This week, I've been thinking about how God peels off the band-aids in our lives and asks us to move forward in an area where we've been hurt before. He asks us to trust, to do right, to risk. That's what God has been asking me this week. And so, I've been remembering this story:
A shriek pierced the air. Then another. And another.
A chill shot through me. I dropped the papers in my hand and bolted for the door.
Another scream sliced across my nerves as I sprinted down the hill toward the plastic kiddie pool where my three-year-old daughter was playing with her Daddy. I spotted her taut-as-a-bow-string body standing next to the pool. She turned her red, scrunched-up face in my direction and let out another howl.
My husband, Bryan, sat in a chair next to the pool with his arms crossed. White spots shone on his arms where his fingers pressed into his biceps.
I slowed. This didn’t look like the near-death, blood-everywhere, broken-bones, 9-1-1 emergency that I was expecting. Instead, it looked liked a certain little girl was having a fit.
“Hey, what’s going on here?” My voice barely carried over Bethany’s shrill cries. “Did she get hurt?”
Bryan turned toward me. His eyebrows bunched together in a frown. “No.” The words came out like a flat stone hitting water.
“No? But –“ I gestured toward Miss Blotchy-Red-Face who was now taking a ragged breath.
Bryan sighed. “You’re not going to believe this.” He pointed to the small rectangular bandage on her thigh. The plastic strip was dangling from the “owie spot” where she’d gotten an immunization two days before. “I told her we needed to take that band-aid off.”
Bryan had hardly finished the sentence when Bethany started up again. “Noooooo,” she wailed, “dooooooon’t.”
I turned to Bethany, but before I could say a word, she clenched both fists and threw back her head. “I don’t waaaant to take it off. It’s gonna h-h-huuuuurt.”
“It’s half off already.”
“Noooo, noooo, noooo . . .”
Bryan threw his hands up in the air. “I’ve had it.” He thrust himself from the chair and tromped toward the garage. “You sit with her.”
I settled into the chair and grabbed Bethany’s towel. “So, I guess you’re done in the pool, huh?”
Two sniffs, then her arm wiped across her nose. “No.”
I raised my eyebrows.
She jumped back into the pool.
A few minutes later I spotted the bandage floating on water’s surface. I hid my smile. “Hey Bethany, how ‘bout we take off that band-aid now?”
“Aaaa,” she began, then looked down. Her cry stopped abruptly. “Where is it?”
I pointed to the pale pink strip. “Guess it didn’t hurt so much after all.”
She poked at the bandage with her toe. “It came off.”
“I didn’t feel it, though.”
She studied the bandage for a moment then plopped down and starting playing with her bucket.As I watched her, I began to chuckle. All that fuss for nothing. But I guess I’m no different. Often for me, too, the anticipation of pain is more than the reality.
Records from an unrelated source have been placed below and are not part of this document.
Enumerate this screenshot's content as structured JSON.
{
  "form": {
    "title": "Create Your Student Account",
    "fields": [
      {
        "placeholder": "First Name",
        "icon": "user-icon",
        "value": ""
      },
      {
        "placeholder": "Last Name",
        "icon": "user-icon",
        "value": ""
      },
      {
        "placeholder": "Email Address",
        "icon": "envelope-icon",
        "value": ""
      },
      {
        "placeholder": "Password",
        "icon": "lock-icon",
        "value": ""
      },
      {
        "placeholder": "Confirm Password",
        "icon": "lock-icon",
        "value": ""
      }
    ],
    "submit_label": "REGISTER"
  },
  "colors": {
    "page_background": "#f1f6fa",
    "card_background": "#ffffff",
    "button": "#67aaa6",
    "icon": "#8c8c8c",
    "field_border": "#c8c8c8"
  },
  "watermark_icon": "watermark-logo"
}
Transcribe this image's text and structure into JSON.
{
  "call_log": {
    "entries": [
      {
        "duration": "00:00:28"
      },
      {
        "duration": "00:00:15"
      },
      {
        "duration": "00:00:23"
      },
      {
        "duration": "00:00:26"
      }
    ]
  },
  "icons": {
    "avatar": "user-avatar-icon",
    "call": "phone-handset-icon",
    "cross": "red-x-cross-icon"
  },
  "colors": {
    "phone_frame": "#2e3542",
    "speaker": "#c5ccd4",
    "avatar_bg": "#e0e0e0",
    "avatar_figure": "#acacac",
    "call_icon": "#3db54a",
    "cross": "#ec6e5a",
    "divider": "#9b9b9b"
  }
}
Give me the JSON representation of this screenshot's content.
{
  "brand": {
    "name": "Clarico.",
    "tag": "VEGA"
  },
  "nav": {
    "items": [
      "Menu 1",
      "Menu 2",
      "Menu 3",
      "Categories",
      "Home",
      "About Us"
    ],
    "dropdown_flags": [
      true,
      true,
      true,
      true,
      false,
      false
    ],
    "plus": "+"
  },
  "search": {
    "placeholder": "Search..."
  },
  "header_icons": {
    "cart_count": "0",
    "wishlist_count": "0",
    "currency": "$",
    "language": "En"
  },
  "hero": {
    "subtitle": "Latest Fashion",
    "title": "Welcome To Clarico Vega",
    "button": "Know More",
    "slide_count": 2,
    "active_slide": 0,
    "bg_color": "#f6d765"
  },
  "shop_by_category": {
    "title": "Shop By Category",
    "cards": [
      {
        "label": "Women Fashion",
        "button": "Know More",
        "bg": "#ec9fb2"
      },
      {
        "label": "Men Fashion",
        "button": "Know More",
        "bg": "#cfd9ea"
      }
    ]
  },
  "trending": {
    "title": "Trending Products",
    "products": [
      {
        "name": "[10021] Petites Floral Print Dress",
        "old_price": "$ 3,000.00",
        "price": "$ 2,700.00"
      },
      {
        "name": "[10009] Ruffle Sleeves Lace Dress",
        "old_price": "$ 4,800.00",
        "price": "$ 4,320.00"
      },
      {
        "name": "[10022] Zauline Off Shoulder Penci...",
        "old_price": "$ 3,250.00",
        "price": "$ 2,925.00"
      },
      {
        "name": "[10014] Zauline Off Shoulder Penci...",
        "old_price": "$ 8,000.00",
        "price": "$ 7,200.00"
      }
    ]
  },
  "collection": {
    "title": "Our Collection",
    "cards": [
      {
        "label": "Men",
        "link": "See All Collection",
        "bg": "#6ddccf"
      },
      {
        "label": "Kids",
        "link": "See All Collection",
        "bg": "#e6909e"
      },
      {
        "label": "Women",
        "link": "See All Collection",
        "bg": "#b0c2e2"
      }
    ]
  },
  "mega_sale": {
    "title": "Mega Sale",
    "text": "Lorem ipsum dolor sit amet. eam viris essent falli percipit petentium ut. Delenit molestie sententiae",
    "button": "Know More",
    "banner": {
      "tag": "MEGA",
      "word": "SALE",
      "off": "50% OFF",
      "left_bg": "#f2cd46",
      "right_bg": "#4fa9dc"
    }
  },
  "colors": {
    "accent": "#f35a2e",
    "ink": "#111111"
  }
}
Because God is a good father, He, too, wants to remove the bandages in my life, those things I use to hide old pain. He asks me to open up, to be vulnerable to Him and others. But even though I may not holler as shrilly as Bethany, in my heart I still often cry, “Nooo. It’s gonna huuuurt.”
Yet, God continues to call me to truth rather than hiddenness. In fact, the Greek word for “truth” in the New Testament has the same root as “unhidden.” And so, I think about that bandage floating on the water’s surface and wonder if God’s simply trying to tell me that if I trust him and open up, I’ll find that it doesn’t hurt so much after all. I’ll find that God can and has healed my owies. And now, it’s time to trust, to risk, and to try something new.
So, these days when God asks me to take off the bandages in my life, I’m trying not to fuss too much. Instead, I pray, “Search me, O God, and know my heart; test me and know my anxious thoughts. See if there is any offensive way in me, and lead me in the way everlasting.” (Psalm 139:23-24, NIV)